  • work with chemicals such as fuel, oil and hydraulic fluids, which can be hazardous if not handled correctly, and in conditions that may be noisy and stressful
  • may travel around New Zealand or overseas.

Subject Recommendations

NCEA Level 2 in English, maths and science is usually needed to enter tertiary training. Processing technologies, and construction and mechanical technologies may also be useful.

For Year 11 to 13 learners, trades academies and the STAR and Gateway programmes are good ways to gain relevant experience and skills.

These programmes may help you gain an apprenticeship, but do not reduce the amount of time it takes to complete it.

Aircraft Maintenance Engineers can earn around $44K-$60K per year.

Pay rates for civilian aircraft maintenance engineers

Pay for civilian aircraft maintenance engineers varies depending on experience and level of responsibility.

  • Non-qualified and apprentice aircraft maintenance engineers usually earn between $44,000 and $45,000 a year.
  • Those with three to four years' experience usually earn between $45,000 and $60,000.
  • Senior aircraft maintenance engineers usually earn between $60,000 and $80,000.
  • Senior aircraft maintenance engineers in supervisor or manager roles usually earn between $70,000 and $130,000.

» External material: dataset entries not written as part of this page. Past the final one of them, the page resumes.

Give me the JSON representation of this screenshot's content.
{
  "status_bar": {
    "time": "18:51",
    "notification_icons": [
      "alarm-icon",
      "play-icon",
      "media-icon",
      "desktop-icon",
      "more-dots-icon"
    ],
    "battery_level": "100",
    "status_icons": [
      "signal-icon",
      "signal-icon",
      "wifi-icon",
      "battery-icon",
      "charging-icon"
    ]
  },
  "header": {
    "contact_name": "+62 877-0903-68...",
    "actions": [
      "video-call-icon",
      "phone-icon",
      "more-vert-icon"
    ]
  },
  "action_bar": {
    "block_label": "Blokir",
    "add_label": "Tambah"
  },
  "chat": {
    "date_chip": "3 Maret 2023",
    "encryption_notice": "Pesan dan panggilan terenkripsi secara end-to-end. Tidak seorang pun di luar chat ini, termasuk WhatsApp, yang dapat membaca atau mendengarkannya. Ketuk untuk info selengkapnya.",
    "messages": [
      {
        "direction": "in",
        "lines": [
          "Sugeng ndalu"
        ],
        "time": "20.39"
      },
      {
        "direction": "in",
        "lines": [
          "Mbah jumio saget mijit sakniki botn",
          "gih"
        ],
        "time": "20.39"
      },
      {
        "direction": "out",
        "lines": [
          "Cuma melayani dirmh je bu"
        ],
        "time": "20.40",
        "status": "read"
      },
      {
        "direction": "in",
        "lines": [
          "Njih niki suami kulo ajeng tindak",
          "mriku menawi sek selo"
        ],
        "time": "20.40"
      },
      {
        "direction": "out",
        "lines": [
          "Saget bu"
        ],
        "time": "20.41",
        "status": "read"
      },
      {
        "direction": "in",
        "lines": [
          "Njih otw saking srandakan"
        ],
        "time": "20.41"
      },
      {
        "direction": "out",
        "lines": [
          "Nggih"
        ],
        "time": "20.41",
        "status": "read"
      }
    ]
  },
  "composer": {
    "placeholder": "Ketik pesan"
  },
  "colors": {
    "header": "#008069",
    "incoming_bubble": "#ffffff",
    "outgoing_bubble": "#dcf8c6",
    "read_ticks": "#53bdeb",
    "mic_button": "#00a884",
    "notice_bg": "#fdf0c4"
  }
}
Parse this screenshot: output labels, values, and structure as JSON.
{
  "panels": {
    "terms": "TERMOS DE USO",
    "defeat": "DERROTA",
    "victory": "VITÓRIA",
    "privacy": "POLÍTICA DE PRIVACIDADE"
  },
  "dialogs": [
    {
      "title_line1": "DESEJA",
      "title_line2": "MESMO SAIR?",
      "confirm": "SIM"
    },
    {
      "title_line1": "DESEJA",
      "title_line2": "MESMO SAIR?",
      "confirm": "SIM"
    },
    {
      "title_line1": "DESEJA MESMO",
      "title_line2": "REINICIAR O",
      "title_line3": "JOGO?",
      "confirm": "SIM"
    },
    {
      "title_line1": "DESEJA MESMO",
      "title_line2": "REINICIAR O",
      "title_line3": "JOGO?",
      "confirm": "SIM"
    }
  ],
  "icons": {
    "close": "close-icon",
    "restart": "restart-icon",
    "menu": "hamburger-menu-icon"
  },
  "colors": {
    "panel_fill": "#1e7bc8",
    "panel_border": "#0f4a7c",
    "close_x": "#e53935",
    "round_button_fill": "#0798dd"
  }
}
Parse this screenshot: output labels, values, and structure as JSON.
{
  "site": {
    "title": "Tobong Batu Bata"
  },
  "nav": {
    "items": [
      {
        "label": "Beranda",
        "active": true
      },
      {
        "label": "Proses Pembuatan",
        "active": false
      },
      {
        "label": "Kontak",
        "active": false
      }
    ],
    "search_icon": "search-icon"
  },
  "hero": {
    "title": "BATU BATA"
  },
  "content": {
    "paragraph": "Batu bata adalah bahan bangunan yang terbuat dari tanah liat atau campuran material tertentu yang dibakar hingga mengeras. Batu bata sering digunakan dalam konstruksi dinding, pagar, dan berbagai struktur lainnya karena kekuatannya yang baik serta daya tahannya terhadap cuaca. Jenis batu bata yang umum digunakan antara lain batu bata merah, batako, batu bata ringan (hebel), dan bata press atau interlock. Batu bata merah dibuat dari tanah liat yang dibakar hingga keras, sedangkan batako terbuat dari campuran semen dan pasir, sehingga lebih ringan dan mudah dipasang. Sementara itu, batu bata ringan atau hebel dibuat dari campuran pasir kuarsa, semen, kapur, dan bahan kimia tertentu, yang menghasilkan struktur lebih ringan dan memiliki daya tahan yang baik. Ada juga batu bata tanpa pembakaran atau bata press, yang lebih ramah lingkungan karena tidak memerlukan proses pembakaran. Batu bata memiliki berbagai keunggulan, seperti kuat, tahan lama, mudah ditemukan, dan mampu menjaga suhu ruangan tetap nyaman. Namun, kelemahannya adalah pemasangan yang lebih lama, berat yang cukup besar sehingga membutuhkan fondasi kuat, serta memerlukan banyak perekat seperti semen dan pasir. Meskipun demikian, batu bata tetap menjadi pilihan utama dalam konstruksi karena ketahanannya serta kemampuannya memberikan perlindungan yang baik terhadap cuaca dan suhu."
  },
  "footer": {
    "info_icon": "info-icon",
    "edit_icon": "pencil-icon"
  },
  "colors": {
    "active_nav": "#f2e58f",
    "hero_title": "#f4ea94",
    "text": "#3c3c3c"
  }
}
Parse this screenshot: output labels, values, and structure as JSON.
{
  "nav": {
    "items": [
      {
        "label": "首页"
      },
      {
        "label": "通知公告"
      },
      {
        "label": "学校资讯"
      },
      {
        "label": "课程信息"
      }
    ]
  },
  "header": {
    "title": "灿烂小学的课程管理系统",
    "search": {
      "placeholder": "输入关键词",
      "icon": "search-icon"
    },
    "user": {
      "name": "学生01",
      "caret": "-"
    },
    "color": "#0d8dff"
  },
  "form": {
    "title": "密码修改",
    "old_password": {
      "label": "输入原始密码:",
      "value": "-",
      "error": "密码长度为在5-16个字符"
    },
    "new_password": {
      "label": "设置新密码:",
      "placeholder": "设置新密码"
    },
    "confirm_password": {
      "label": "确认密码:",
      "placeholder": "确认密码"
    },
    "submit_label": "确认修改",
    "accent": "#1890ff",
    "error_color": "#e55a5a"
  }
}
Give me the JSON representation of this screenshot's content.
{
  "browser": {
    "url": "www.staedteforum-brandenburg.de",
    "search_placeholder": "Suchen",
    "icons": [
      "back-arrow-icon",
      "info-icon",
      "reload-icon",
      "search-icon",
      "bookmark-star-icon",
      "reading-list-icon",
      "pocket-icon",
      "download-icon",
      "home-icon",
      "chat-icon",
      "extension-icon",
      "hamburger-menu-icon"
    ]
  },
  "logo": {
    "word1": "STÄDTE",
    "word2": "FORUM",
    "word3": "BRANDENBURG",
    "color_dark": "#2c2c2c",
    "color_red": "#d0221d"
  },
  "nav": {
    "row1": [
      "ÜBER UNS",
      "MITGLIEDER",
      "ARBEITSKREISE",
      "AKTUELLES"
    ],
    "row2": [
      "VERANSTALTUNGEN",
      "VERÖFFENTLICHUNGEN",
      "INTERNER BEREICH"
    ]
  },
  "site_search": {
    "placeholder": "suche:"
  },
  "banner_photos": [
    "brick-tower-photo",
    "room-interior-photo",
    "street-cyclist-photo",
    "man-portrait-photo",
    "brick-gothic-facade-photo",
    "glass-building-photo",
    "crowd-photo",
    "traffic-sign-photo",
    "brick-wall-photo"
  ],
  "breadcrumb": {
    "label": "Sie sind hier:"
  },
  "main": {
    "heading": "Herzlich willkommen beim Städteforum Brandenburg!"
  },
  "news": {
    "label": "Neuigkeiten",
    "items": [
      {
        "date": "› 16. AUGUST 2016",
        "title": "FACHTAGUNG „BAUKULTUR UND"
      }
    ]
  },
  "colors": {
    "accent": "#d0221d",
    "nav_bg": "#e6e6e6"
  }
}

Pay rates for Royal NZ Airforce aircraft maintenance engineers

Pay for Air Force aircraft maintenance engineers varies depending on experience and level of responsibility.

  • Trainee aircraft maintenance engineers receive a recruit's salary of $42,000 a year.
  • Trained aircraft maintenance engineers can earn between $46,000 and $51,000.
  • Senior aircraft maintenance engineers can earn between $50,000 and $63,000.

Aircraft maintenance engineers in the Air Force also receive benefits such as free medical and dental work, and subsidised food and study.

 Source: Service IQ and Royal NZ Air Force, 2017.

Aircraft maintenance engineers may progress to become licensed aircraft engineers, who supervise and sign for completed work.

They may then move into management roles, or do further studies to move into aeronautical engineering.

Aircraft maintenance engineers may specialise in:

  • gas turbine engines and other mechanical systems of aircraft
  • aircraft structures and frames
  • aircraft electrical systems, instruments and radios (avionics).

With further training, aircraft maintenance engineers specialising in avionics may progress to become aeronautical or electronics engineers.

Years Of Training

3-5 years of training required.

There are no specific requirements to become an aircraft maintenance engineer.

However, you can complete training and gain a qualification. 

Industry training organisation ServiceIQ oversees aircraft maintenance engineering apprenticeships.

Different ways to qualify as an aircraft maintenance engineer

To begin an aircraft maintenance engineering traineeship you need to complete an initial qualification such as a:

  • New Zealand Certificate in Aeronautical Engineering (Pre-Employment Skills) (Level 3), available from Air New Zealand's Aviation Institute
  • Certificate in Aeronautical Engineering Fundamentals (Level 3) through Nelson Marlborough Institute of Technology or the Royal NZ Air Force.

You then need to complete an apprenticeship and gain either of the following:

  • A New Zealand Certificate in Aeronautical Engineering (Level 4).
  • A Diploma in Aeronautical Engineering (Level 5).

Training as a civilian aircraft maintenance engineer

Training as an Air Force aircraft maintenance engineer

Aircraft Maintenance Engineer